Content starts

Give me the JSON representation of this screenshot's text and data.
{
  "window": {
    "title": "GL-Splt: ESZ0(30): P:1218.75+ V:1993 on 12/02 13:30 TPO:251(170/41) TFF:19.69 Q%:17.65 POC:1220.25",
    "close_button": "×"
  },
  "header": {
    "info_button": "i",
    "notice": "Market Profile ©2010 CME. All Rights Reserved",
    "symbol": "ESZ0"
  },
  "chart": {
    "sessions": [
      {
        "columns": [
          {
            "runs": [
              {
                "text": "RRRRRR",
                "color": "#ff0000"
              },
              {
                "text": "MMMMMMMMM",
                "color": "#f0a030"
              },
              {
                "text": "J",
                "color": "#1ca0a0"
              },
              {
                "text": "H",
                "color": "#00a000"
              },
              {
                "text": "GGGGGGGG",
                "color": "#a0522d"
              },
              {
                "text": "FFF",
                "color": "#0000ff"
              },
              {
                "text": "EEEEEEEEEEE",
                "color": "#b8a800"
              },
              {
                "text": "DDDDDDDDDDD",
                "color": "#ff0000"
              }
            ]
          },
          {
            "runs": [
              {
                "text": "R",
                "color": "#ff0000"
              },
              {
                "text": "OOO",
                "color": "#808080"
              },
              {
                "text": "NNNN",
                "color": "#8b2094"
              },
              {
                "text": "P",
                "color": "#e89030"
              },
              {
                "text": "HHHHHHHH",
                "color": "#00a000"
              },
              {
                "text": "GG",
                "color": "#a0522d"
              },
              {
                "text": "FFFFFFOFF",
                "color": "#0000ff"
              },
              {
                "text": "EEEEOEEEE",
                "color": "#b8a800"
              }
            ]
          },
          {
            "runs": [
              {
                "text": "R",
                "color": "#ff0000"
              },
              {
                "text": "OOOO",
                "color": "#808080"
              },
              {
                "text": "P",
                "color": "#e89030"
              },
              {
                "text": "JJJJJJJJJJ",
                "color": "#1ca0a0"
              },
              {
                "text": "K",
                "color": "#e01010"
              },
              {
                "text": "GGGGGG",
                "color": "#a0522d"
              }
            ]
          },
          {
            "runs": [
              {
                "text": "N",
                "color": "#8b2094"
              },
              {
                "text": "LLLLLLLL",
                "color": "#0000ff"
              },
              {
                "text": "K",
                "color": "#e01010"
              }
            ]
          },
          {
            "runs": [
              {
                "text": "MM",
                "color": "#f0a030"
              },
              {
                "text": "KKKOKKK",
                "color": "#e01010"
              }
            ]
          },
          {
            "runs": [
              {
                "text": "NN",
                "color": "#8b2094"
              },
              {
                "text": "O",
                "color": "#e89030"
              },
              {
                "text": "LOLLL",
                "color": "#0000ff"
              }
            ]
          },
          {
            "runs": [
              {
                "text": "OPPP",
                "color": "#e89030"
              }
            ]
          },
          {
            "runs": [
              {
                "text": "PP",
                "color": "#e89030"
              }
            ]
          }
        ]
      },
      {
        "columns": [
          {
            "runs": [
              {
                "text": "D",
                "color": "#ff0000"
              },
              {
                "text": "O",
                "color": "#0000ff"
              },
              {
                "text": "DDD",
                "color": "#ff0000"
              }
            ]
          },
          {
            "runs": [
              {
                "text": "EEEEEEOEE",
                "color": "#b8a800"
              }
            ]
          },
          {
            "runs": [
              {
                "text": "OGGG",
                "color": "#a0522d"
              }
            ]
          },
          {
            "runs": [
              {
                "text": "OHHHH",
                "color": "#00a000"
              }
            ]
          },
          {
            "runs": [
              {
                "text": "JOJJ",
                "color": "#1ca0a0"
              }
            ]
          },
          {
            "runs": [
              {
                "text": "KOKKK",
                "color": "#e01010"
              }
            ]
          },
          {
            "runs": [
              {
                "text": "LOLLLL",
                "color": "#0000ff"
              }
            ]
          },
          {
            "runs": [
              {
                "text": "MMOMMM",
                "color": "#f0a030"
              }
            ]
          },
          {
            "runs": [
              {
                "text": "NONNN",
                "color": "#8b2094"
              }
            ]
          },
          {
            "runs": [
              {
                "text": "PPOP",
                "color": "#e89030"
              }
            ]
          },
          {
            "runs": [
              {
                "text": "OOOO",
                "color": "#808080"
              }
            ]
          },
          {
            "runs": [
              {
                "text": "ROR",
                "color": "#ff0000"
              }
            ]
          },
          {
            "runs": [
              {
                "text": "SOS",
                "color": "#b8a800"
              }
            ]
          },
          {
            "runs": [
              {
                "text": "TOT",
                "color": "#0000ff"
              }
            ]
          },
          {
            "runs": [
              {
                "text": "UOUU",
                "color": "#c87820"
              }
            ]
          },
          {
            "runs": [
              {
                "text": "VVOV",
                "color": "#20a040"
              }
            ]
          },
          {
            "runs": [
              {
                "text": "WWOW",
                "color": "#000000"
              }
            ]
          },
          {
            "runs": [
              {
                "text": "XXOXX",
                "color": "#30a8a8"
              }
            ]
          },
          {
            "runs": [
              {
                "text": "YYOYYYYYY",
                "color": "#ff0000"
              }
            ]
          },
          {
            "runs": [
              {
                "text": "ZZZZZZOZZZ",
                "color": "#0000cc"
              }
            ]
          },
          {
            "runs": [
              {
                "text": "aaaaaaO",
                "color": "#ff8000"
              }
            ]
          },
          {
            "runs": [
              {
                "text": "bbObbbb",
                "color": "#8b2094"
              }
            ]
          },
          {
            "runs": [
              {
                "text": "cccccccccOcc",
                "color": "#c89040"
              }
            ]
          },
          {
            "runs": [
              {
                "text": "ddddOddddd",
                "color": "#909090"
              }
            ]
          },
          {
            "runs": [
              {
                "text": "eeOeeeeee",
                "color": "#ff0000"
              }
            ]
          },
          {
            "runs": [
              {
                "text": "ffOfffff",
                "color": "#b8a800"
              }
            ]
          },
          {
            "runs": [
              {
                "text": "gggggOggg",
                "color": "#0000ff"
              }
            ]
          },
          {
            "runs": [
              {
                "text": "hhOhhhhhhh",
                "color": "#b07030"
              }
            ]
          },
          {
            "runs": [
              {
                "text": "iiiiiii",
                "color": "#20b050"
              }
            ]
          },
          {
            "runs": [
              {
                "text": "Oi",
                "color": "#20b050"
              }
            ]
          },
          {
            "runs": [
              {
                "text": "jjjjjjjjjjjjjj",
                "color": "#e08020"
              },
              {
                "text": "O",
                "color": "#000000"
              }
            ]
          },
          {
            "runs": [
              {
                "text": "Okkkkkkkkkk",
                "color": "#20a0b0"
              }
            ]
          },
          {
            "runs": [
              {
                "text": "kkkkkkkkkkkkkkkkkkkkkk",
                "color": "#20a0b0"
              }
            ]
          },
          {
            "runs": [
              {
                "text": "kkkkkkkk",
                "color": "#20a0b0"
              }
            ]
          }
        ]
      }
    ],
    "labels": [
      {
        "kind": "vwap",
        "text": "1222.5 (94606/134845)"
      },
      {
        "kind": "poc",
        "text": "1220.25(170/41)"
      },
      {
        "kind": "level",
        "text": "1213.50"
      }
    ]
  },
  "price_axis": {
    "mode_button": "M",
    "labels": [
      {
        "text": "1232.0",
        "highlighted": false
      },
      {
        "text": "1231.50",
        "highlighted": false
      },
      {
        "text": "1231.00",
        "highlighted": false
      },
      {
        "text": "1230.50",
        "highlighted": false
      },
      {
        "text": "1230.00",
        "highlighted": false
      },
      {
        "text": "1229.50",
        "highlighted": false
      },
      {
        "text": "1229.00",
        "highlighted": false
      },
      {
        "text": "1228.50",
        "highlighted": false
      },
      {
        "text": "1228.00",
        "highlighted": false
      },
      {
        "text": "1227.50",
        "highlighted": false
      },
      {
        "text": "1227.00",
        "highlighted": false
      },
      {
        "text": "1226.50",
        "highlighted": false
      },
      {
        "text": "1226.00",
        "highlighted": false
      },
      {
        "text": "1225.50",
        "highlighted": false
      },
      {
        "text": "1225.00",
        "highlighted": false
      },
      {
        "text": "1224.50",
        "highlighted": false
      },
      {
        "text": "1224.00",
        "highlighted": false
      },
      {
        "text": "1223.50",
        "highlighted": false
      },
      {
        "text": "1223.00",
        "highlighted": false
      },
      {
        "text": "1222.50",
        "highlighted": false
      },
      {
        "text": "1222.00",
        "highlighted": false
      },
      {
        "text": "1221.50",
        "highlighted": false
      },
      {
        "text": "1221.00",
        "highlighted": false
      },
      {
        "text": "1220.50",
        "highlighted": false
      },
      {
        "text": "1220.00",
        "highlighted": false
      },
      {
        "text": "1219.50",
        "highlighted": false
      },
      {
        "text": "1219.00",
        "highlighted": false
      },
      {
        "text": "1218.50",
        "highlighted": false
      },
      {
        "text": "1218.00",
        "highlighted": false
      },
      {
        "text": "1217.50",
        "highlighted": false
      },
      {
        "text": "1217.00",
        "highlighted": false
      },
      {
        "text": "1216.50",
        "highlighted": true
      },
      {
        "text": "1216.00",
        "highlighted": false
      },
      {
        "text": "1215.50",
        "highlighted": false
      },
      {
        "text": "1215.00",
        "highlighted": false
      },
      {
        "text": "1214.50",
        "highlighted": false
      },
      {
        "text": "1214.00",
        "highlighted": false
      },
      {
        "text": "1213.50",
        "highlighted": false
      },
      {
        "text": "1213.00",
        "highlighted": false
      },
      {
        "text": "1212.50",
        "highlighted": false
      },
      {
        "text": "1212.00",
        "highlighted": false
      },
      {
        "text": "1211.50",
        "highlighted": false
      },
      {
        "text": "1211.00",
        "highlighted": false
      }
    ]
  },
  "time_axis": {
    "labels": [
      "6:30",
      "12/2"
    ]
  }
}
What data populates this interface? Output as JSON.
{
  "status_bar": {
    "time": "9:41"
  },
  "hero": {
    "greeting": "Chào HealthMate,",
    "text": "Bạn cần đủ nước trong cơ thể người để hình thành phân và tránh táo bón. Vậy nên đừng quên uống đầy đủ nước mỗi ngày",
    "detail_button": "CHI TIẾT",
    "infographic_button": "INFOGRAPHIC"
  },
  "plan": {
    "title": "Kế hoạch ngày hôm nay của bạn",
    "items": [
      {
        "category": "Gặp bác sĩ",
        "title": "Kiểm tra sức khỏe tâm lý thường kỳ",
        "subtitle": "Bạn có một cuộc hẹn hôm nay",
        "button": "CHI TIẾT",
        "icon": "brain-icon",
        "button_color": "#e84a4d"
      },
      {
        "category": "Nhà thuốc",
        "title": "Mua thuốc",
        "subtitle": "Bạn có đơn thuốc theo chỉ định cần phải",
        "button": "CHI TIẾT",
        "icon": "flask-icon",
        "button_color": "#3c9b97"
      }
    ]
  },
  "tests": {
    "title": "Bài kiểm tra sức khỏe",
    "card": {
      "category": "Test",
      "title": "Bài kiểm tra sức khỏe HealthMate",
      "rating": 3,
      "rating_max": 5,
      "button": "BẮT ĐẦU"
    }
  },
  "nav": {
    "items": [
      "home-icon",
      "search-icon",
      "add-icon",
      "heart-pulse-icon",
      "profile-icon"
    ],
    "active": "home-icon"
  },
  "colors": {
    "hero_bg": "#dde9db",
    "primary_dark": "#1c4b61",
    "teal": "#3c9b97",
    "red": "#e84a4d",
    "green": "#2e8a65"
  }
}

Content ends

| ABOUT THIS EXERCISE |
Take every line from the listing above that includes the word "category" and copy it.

| RESULT OF THE EXERCISE |
        "category": "Gặp bác sĩ",
        "category": "Nhà thuốc",
      "category": "Test",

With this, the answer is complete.